vx = x/T;
vy = y/T + T*g/2;

velocity = (vx, vy);


You can use this velocity directly (it has a length equal to speed by construction), or if you really need to know the angle, you can use atan2(vy, vx)

Edit: to make this applicable to more cases, here's a 3D version:

Vector3 toTarget = target.position - transform.position;

// Set up the terms we need to solve the quadratic equations.
float gSquared = Physics.gravity.sqrMagnitude;
float b = speed * speed + Vector3.Dot(toTarget, Physics.gravity);
float discriminant = b * b - gSquared * toTarget.sqrMagnitude;

// Check whether the target is reachable at max speed or less.
if(discriminant < 0) {
// Target is too far away to hit at this speed.
// Abort, or fire at max speed in its general direction?
}

float discRoot = Mathf.Sqrt(discriminant);

// Highest shot with the given max speed:
float T_max = Mathf.Sqrt((b + discRoot) * 2f / gSquared);

// Most direct shot with the given max speed:
float T_min = Mathf.Sqrt((b - discRoot) * 2f / gSquared);

// Lowest-speed arc available:
float T_lowEnergy = Mathf.Sqrt(Mathf.Sqrt(toTarget.sqrMagnitude * 4f/gSquared));

float T = // choose T_max, T_min, or some T in-between like T_lowEnergy

// Convert from time-to-hit to a launch velocity:
Vector3 velocity = toTarget / T - Physics.gravity * T / 2f;

// Apply the calculated velocity (do not use force, acceleration, or impulse modes)

• Right, I have found solutions by plugging in time as a known, but I want force to be the known. – Evorlor Jan 9 '16 at 15:28
• Yea, Jost Petrie and @DMGregory are the gaints inthis forum. :) no doubt – Hamza Hasan Jan 9 '16 at 16:26
• Aw, shucks, thank you both! :) @Evorlor discRoot is the square root of the discriminant, which is the portion that appears under the square root sign in the quadratic formula. b is -1 times the variable b in the quadratic formula. Unfortunately I don't know a more descriptive name for it. (I multiplied it by -1 when assigning to neaten the later steps, since the leading minus is already baked-in and doesn't affect the squaring). See the other answer for a full derivation, though a couple of squares are missing (will fix shortly) – DMGregory Jan 9 '16 at 16:51
• What do the blue and yellow curve represent? – Slipp D. Thompson Jan 10 '16 at 9:04
• @SlippD.Thompson the yellow curve is the most efficient trajectory (least launch velocity needed), and the blue curve is the highest trajectory within a fixed ceiling (useful if you need to avoid playfield bounds or arcing off-screen). Equations for these time values are in the linked answer – DMGregory Jan 10 '16 at 14:04

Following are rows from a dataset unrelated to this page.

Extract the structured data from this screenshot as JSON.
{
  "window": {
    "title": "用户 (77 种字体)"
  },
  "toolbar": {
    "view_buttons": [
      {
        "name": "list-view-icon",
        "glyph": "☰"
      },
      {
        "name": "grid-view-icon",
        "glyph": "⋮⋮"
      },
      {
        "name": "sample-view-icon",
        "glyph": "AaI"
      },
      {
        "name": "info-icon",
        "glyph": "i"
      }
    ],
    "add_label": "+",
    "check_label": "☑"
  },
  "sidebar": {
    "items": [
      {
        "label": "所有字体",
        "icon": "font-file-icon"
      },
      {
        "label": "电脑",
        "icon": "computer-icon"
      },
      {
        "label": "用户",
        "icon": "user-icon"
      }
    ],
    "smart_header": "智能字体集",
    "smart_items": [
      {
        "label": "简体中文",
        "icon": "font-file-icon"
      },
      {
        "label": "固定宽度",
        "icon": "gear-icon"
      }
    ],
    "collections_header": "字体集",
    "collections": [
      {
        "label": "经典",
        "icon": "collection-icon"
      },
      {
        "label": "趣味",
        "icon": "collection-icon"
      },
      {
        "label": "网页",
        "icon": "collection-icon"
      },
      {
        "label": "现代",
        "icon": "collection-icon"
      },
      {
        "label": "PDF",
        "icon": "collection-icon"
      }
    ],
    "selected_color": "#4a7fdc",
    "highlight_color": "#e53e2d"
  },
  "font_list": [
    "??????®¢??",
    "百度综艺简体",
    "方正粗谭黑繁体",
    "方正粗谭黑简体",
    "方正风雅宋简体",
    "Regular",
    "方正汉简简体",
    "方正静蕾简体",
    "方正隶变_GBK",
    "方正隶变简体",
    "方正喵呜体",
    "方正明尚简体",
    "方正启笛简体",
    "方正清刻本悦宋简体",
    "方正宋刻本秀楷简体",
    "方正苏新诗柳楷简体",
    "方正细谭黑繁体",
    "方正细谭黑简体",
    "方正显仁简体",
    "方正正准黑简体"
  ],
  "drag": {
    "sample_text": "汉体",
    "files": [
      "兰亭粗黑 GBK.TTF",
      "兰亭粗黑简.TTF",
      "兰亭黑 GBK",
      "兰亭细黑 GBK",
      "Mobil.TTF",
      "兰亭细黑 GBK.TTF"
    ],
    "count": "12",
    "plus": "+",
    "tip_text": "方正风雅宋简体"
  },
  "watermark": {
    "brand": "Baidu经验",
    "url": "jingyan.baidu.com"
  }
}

Thanks to DMGregory, I now have a C# extension script which can be used for this. Most recent version can be found on GitHub.

using UnityEngine;

public static class Rigidbody2DExtensions
{
/// <summary>
/// Applies the force to the Rigidbody2D such that it will land, if unobstructed, at the target position.  The arch [0, 1] determines the percent of arch to provide between the minimum and maximum arch.  If target is out of range, it will fail to launch and return false; otherwise, it will launch and return true.  This only takes the Y gravity into account, and X gravity will not affect the trajectory.
/// </summary>
public static bool SetTrajectory(this Rigidbody2D rigidbody2D, Vector2 target, float force, float arch = 0.5f)
{
Mathf.Clamp(arch, 0, 1);
var origin = rigidbody2D.position;
float x = target.x - origin.x;
float y = target.y - origin.y;
float gravity = -Physics2D.gravity.y;
float b = force * force - y * gravity;
float discriminant = b * b - gravity * gravity * (x * x + y * y);
if (discriminant < 0)
{
return false;
}
float discriminantSquareRoot = Mathf.Sqrt(discriminant);
float minTime = Mathf.Sqrt((b - discriminantSquareRoot) * 2) / Mathf.Abs(gravity);
float maxTime = Mathf.Sqrt((b + discriminantSquareRoot) * 2) / Mathf.Abs(gravity);
float time = (maxTime - minTime) * arch + minTime;
float vx = x / time;
float vy = y / time + time * gravity / 2;
var trajectory = new Vector2(vx, vy);

GetComponent<Rigidbody2D>.AddForce((target.transform.position - transform.position) * someSortOfMultiplier());

It just shoots it in the direction of the target. And if you want to compensate for gravity, distance, etc, set someSortOfMultiplier() to be a function that returns a float which will compensate when multiplied with the above code.